Over the last year I have become friends with a group of men online that like to call themselves Dad Bloggers. We all write, in way or another, about our experience as Fathers. We also have a private group on Facebook where we come together and talk about things. Things like how we are portrayed in the media or issues fathers face like no changing stalls in the bathroom. We use it as a place to joke around and meet other men who are “engaged modern Dads”. We goof around a lot and have a lot of fun and sometimes things get serious. Such as when one of our own was diagnosed with stage 4 lung cancer. We all rallied around him and continue to do so because although a lot of us have never met in real life, we are a brotherhood. We are men who want to be great fathers and buck the stereotypes.

Joining this group has taught me a lot about my approach to fatherhood. It also got me thinking about my own father and the way he raised me. In the Dad Blogger group we like to think that the tides are turning for how men think about their children and families. Media would have you believe we are married to our jobs, let our wives handle all of the at home tasks, and that we leave the “mushy” stuff to the Moms. We as engaged fathers are seeking to buck those stereotypes despite some men perpetuating them every day. In joining this group I thought “I am joining a revolution, yes this is the beginning of something new, we are pioneering.”

Then it hit me. I am not pioneering. My Dad was pioneering… MY Dad was engaged modern father.

In an age where it was the norm to let women handle everything HE was bucking the trends. I always remember my father being there. Taking me to work with him on Saturdays, playing with me outside, taking us to Disney when he might not have wanted to go himself, reading stories to me, taking me to my first hockey games, playing ball hockey with me and my friends.

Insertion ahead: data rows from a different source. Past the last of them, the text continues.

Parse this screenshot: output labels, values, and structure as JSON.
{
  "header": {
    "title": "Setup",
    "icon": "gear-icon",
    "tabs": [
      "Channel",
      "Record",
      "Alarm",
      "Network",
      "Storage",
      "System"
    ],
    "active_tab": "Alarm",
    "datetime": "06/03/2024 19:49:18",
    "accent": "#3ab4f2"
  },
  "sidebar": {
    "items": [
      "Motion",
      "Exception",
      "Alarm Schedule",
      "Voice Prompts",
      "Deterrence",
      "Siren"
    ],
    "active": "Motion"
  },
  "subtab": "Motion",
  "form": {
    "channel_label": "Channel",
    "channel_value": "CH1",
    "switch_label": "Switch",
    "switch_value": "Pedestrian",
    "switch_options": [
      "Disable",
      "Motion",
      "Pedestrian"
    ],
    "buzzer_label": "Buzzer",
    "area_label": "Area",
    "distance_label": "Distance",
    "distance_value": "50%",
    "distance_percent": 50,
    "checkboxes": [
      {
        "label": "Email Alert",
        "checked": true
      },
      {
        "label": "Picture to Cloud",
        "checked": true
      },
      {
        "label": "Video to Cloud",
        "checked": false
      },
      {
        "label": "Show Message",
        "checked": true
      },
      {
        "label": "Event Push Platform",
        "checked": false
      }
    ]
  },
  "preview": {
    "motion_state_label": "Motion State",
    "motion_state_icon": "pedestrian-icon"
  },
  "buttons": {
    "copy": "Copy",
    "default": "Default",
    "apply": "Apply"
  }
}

When I was a teenager I always heard from my friends “Your Dad is so cool, my Dad would never do (insert cool thing my Dad took us to or did with us here)”. I actually heard it often. One year there was a travelling concert that had all of my favourite bands in it. Supertones, Pillar, Relient K, John Reuben and Sanctus real. I was 17 and had a the great idea for me and my friends to drive down (6 hours) and go. Trouble was we needed a parent to go with us. First person all of my friends though of? My Dad. My Dad had been taking us down to a big music festival every summer for years so naturally we didn’t even think twice about asking him. And he took us.

He has also taught me a lot about my own life, having character, integrity, being Godly, and raising my own two kids. Every day I find myself saying things he would have said, approaching situations using the same (or close to it) wisdom he would impart. He shaped the way I see the world, see my kids. He taught me to never judge anyone and to always keep an open mind about people’s situations. The best part? He taught me by doing… not by saying.

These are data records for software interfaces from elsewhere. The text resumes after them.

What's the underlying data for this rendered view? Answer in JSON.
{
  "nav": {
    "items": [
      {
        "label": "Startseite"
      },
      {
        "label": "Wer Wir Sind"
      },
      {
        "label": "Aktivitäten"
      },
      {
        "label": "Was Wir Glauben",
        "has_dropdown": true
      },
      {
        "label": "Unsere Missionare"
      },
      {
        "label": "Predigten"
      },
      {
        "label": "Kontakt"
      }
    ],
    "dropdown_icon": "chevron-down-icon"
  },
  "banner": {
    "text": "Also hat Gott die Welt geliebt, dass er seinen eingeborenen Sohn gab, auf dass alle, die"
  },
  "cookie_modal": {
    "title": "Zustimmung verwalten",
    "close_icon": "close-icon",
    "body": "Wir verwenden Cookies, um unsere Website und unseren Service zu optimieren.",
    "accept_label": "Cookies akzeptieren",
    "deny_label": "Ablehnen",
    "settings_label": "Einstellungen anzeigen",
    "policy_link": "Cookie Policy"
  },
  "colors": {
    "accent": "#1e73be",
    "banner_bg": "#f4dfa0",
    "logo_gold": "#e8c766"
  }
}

I am 29 years old now and recently my wife decided to switch her degree so she could go into nursing. We knew it was a sacrifice when she did it and admittedly sometimes it has been hard on us financially emotionally,  and spiritually. But that was expected, it is a sacrifice after all. During some of our hard times financially he has been there. He has fixed my car, bought me new tires, threw me some money for groceries… things he has no idea he has done that have let us step back from the ledge in very trying times. He does it with no expectation of me paying him back, or for seeking any type of praise but because at 29… he is still my Dad.

He is now a grandfather and with no surprise a very engaged one. My kids love him and would often rather be at their house instead of home. How many of us can say we ALWAYS wanted to be at our grandparents? Just last week he messaged me and wanted to take Isaac with him on a day trip to a customers house in a town an hour and half away. The little things.

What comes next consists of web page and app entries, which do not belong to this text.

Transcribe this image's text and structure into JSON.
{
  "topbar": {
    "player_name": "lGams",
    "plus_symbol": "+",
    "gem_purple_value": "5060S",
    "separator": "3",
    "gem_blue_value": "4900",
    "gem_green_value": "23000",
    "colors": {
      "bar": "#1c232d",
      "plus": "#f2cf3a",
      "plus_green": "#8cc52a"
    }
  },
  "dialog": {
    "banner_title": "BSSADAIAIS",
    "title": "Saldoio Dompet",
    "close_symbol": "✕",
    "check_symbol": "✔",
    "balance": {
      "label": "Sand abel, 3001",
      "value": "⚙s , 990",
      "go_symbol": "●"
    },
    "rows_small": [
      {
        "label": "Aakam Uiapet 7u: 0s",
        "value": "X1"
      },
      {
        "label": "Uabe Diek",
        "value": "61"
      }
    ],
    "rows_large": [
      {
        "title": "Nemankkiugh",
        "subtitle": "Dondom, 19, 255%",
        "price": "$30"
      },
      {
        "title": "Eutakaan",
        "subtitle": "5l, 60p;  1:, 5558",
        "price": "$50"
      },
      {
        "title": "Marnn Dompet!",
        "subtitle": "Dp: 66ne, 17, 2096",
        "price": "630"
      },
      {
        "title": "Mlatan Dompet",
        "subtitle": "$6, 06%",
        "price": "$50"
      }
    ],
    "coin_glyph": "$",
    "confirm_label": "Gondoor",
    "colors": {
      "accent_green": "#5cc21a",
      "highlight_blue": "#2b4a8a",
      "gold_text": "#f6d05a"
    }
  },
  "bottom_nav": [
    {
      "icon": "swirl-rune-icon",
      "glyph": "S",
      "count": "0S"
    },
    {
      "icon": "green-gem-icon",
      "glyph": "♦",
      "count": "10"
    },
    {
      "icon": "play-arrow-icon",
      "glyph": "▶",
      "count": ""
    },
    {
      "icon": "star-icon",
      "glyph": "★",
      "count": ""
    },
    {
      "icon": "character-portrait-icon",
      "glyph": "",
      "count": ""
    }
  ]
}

My Dad taught me everything about being a Dad. I love you Daddy, even when I don’t show it or I act like an idiot, I do. I appreciate everything you do, how you have kept us afloat not because you have a sense of obligation but because you are selfless and love us. You were being a “modern and engaged” father long before it was ever a thing. You are the pioneer.

Happy Fathers Day.